“I’m working on a project right now that was agreed upon in 2005,” says Riccotti. “We will begin construction on January 1, 2007.” With the inflation clause intact, Riccotti says he will revise the 2005 estimate with new material costs. “Since this was already predetermined, everyone is aware of the adjustments.”

Rob Mathews, president of Curb Appeal Renovations, echoes Riccotti and says he uses a similar clause and will include a specific time frame on when the estimate is valid. “Due to volatile material prices, make sure you have a statement such as ‘This proposal is valid for 14 days,’ ” adds Mathews “This will protect you incase of price increases.”

7. Be specific on your estimate

The relationship a remodeler builds with his or her clients is important to the overall success of the project. While a few decide to be ambiguous when writing their estimates, Rob Mathews, president of Curb Appeal Renovations, Keller, Texas, says being extremely detailed in this estimate has proven to be well worth it. “When it comes to the actual estimate, I make sure that every detail is clear to the client,” says Mathews. “For example, today I gave a client an estimate for a bath remodel, and when it came to the tile work in the shower I used to state, ‘install tile in shower’; I now try to be very detailed.” This is how Mathews handled the estimate he was working on:

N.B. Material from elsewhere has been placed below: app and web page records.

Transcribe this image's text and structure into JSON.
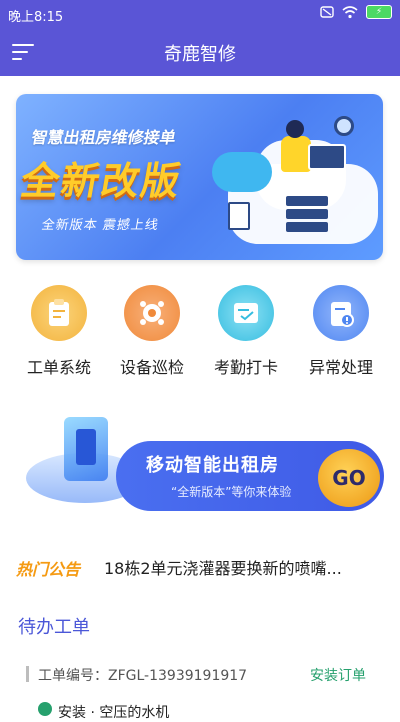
{
  "status": {
    "time": "晚上8:15",
    "battery": "⚡"
  },
  "header": {
    "title": "奇鹿智修"
  },
  "banner": {
    "line1": "智慧出租房维修接单",
    "line2": "全新改版",
    "line3": "全新版本  震撼上线"
  },
  "quick": [
    {
      "label": "工单系统",
      "icon": "clipboard-icon",
      "color": "#f3b33d"
    },
    {
      "label": "设备巡检",
      "icon": "device-icon",
      "color": "#f08a3a"
    },
    {
      "label": "考勤打卡",
      "icon": "checkin-icon",
      "color": "#35bde0"
    },
    {
      "label": "异常处理",
      "icon": "alert-icon",
      "color": "#4f86f1"
    }
  ],
  "promo": {
    "title": "移动智能出租房",
    "subtitle": "“全新版本”等你来体验",
    "go": "GO"
  },
  "notice": {
    "tag": "热门公告",
    "text": "18栋2单元浇灌器要换新的喷嘴..."
  },
  "todo": {
    "title": "待办工单",
    "order": {
      "number": "工单编号：ZFGL-13939191917",
      "type": "安装订单",
      "next": "安装 · 空压的水机"
    }
  }
}
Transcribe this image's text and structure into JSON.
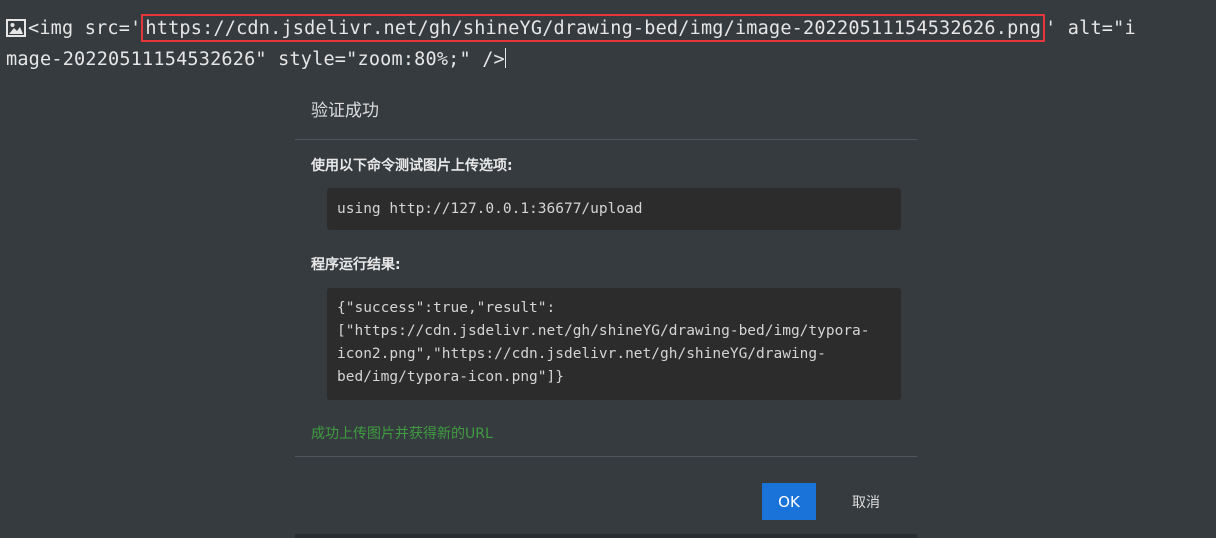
{
  "editor": {
    "line1_prefix": "<img src='",
    "url": "https://cdn.jsdelivr.net/gh/shineYG/drawing-bed/img/image-20220511154532626.png",
    "line1_suffix": "' alt=\"i",
    "line2": "mage-20220511154532626\" style=\"zoom:80%;\" />",
    "image_icon": "image-icon",
    "highlight_color": "#e5363b"
  },
  "dialog": {
    "title": "验证成功",
    "command_label": "使用以下命令测试图片上传选项:",
    "command": "using http://127.0.0.1:36677/upload",
    "result_label": "程序运行结果:",
    "result_lines": [
      "{\"success\":true,\"result\":",
      "[\"https://cdn.jsdelivr.net/gh/shineYG/drawing-bed/img/typora-",
      "icon2.png\",\"https://cdn.jsdelivr.net/gh/shineYG/drawing-",
      "bed/img/typora-icon.png\"]}"
    ],
    "success_message": "成功上传图片并获得新的URL",
    "ok_label": "OK",
    "cancel_label": "取消",
    "accent_color": "#1a73d9",
    "success_color": "#3f9c3f"
  }
}
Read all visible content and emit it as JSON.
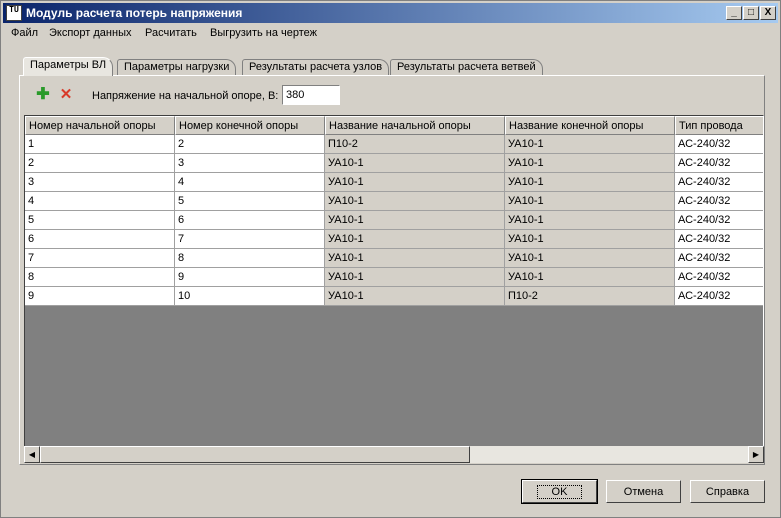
{
  "window": {
    "title": "Модуль расчета потерь напряжения",
    "icon_text": "TU",
    "controls": {
      "minimize": "_",
      "maximize": "□",
      "close": "X"
    }
  },
  "menu": [
    "Файл",
    "Экспорт данных",
    "Расчитать",
    "Выгрузить на чертеж"
  ],
  "tabs": [
    {
      "label": "Параметры ВЛ",
      "active": true
    },
    {
      "label": "Параметры нагрузки",
      "active": false
    },
    {
      "label": "Результаты расчета узлов",
      "active": false
    },
    {
      "label": "Результаты расчета ветвей",
      "active": false
    }
  ],
  "toolbar": {
    "add_icon": "plus-icon",
    "delete_icon": "x-icon"
  },
  "voltage": {
    "label": "Напряжение на начальной опоре, В:",
    "value": "380"
  },
  "grid": {
    "columns": [
      "Номер начальной опоры",
      "Номер конечной опоры",
      "Название начальной опоры",
      "Название конечной опоры",
      "Тип провода"
    ],
    "rows": [
      [
        "1",
        "2",
        "П10-2",
        "УА10-1",
        "АС-240/32"
      ],
      [
        "2",
        "3",
        "УА10-1",
        "УА10-1",
        "АС-240/32"
      ],
      [
        "3",
        "4",
        "УА10-1",
        "УА10-1",
        "АС-240/32"
      ],
      [
        "4",
        "5",
        "УА10-1",
        "УА10-1",
        "АС-240/32"
      ],
      [
        "5",
        "6",
        "УА10-1",
        "УА10-1",
        "АС-240/32"
      ],
      [
        "6",
        "7",
        "УА10-1",
        "УА10-1",
        "АС-240/32"
      ],
      [
        "7",
        "8",
        "УА10-1",
        "УА10-1",
        "АС-240/32"
      ],
      [
        "8",
        "9",
        "УА10-1",
        "УА10-1",
        "АС-240/32"
      ],
      [
        "9",
        "10",
        "УА10-1",
        "П10-2",
        "АС-240/32"
      ]
    ]
  },
  "buttons": {
    "ok": "OK",
    "cancel": "Отмена",
    "help": "Справка"
  },
  "colors": {
    "title_start": "#0a246a",
    "title_end": "#a6caf0",
    "add": "#2a9a2a",
    "delete": "#d83a2a"
  }
}
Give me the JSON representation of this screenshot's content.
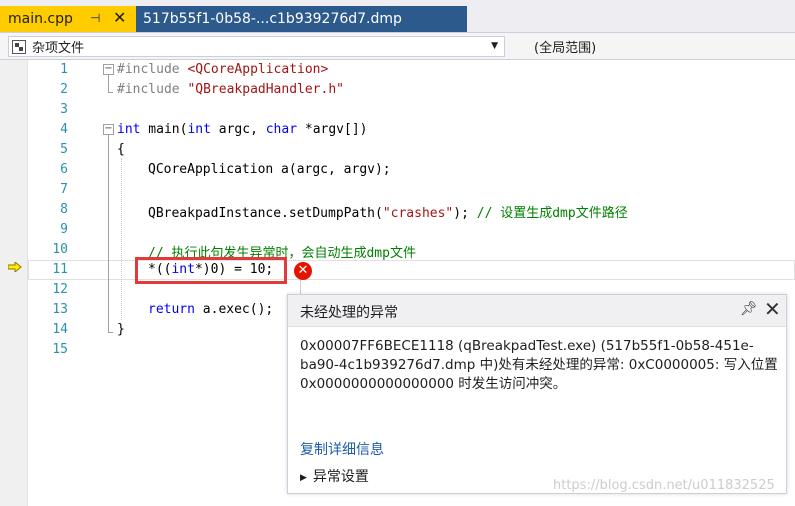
{
  "tabs": {
    "active": {
      "title": "main.cpp",
      "pin_icon": "pin-icon",
      "close_icon": "close-icon"
    },
    "inactive": {
      "title": "517b55f1-0b58-...c1b939276d7.dmp"
    }
  },
  "navbar": {
    "scope_left": "杂项文件",
    "scope_right": "(全局范围)"
  },
  "code": {
    "line_numbers": [
      "1",
      "2",
      "3",
      "4",
      "5",
      "6",
      "7",
      "8",
      "9",
      "10",
      "11",
      "12",
      "13",
      "14",
      "15"
    ],
    "l1_pp": "#include ",
    "l1_str": "<QCoreApplication>",
    "l2_pp": "#include ",
    "l2_str": "\"QBreakpadHandler.h\"",
    "l4_kw1": "int",
    "l4_t1": " main(",
    "l4_kw2": "int",
    "l4_t2": " argc, ",
    "l4_kw3": "char",
    "l4_t3": " *argv[])",
    "l5": "{",
    "l6": "QCoreApplication a(argc, argv);",
    "l8_t1": "QBreakpadInstance.setDumpPath(",
    "l8_str": "\"crashes\"",
    "l8_t2": "); ",
    "l8_cm": "// 设置生成dmp文件路径",
    "l10_cm": "// 执行此句发生异常时，会自动生成dmp文件",
    "l11_t1": "*((",
    "l11_kw": "int",
    "l11_t2": "*)0) = 10;",
    "l13_kw": "return",
    "l13_t": " a.exec();",
    "l14": "}"
  },
  "exception": {
    "title": "未经处理的异常",
    "message": "0x00007FF6BECE1118 (qBreakpadTest.exe) (517b55f1-0b58-451e-ba90-4c1b939276d7.dmp 中)处有未经处理的异常: 0xC0000005: 写入位置 0x0000000000000000 时发生访问冲突。",
    "copy_link": "复制详细信息",
    "settings": "异常设置"
  },
  "watermark": "https://blog.csdn.net/u011832525",
  "colors": {
    "tab_active": "#ffcc00",
    "tab_inactive": "#2d5a8c",
    "error": "#e51400",
    "link": "#1e5ca8"
  }
}
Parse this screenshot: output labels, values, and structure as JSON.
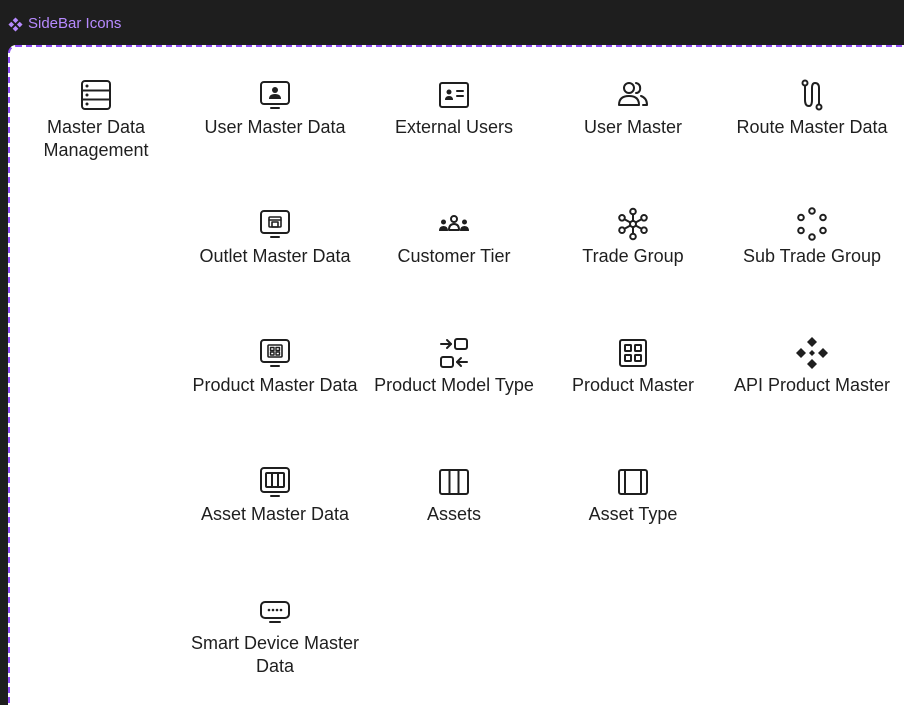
{
  "frame": {
    "title": "SideBar Icons",
    "title_icon": "component-diamond-icon",
    "accent": "#8f4bf5"
  },
  "items": [
    {
      "label": "Master Data Management",
      "icon": "server-list-icon"
    },
    {
      "label": "User Master Data",
      "icon": "monitor-user-icon"
    },
    {
      "label": "External Users",
      "icon": "id-card-icon"
    },
    {
      "label": "User Master",
      "icon": "users-icon"
    },
    {
      "label": "Route Master Data",
      "icon": "route-icon"
    },
    {
      "label": "Outlet Master Data",
      "icon": "monitor-store-icon"
    },
    {
      "label": "Customer Tier",
      "icon": "user-group-icon"
    },
    {
      "label": "Trade Group",
      "icon": "network-cluster-icon"
    },
    {
      "label": "Sub Trade Group",
      "icon": "dots-circle-icon"
    },
    {
      "label": "Product Master Data",
      "icon": "monitor-grid-icon"
    },
    {
      "label": "Product Model Type",
      "icon": "swap-boxes-icon"
    },
    {
      "label": "Product Master",
      "icon": "grid-box-icon"
    },
    {
      "label": "API Product Master",
      "icon": "api-diamond-icon"
    },
    {
      "label": "Asset Master Data",
      "icon": "monitor-columns-icon"
    },
    {
      "label": "Assets",
      "icon": "columns-three-icon"
    },
    {
      "label": "Asset Type",
      "icon": "columns-two-icon"
    },
    {
      "label": "Smart Device Master Data",
      "icon": "smart-device-icon"
    }
  ]
}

Tear out existing tile from shower surround, install 1/2-in. hardibacker and install tile per design: install 1 x 1 tumbled marble tiles on the shower floor, 3” x 6” tumbled marble tiles on a brick pattern two-thirds up the walls between shower valve and shower head; then a 4-row border of 1” x 1” tumbled marble tiles then back to 2 rows of brick tiles, then another 4 rows of 1” x 1” tumbled marble tiles; then finish the walls and ceiling with the 3 x 6 brick patterned tile. Grout with Haystack color sanded grout and seal after 72 hours of curing time.

8. Charge enough for labor

“What always seems to jump up and bite you is that good ole labor cost you did not think of or charge for,” says Mathews. This might equate to a larger reevaluation of your company and business model since reassessing how many employees is needed to run your business successful can affect the bottom line.

“I think labor is the No. 1 cause for slippage,” states Mathews. “I have known builders to figure their labor costs, mark it up 67 percent along with the rest of the project, then add another 30 percent to the top of the labor costs, and they still get burned on labor.”

Mathews says that exact situation happened to his company time and time again until they decided to slim the company, found some great subcontractors and stopped getting hit with all the labor overages, which overnight increased their profit 5 to 7 percent.

9. Use historical data

For many remodelers who have been in this business for quite some time, keeping a file of past projects can end up saving you valuable time in the long run. Todd Miller, AIA, president of QMA Design+Build, Ventnor, N.J., says he typically will use past project information when preparing estimates.

“If I’m doing a beachfront remodel and I need to include cedar shakes in the estimate, I’ll look into a past project that was very similar and use those numbers in the estimate,” says Miller.

The historical data that Miller uses comes from a standard job cost report from his QuickBooks Accounting Software.

10. Open communication between ALL players

Having an open, honest platform between you and your subs is a great business practice to adopt. Along with a healthy remodeler-to-subcontractor relationship, open communication can also end up saving you money.

“Face it: if a subcontractor delays your project or does not show up, we have to invest in more project management time to get the subs back on schedule,” says Mathews, “and paying our project manager several nonestimated hours really cuts into our profit margin.”

So keep tabs on what the plan for the week is and make sure all parties involved are on the same page and, more importantly, the same schedule.

Loading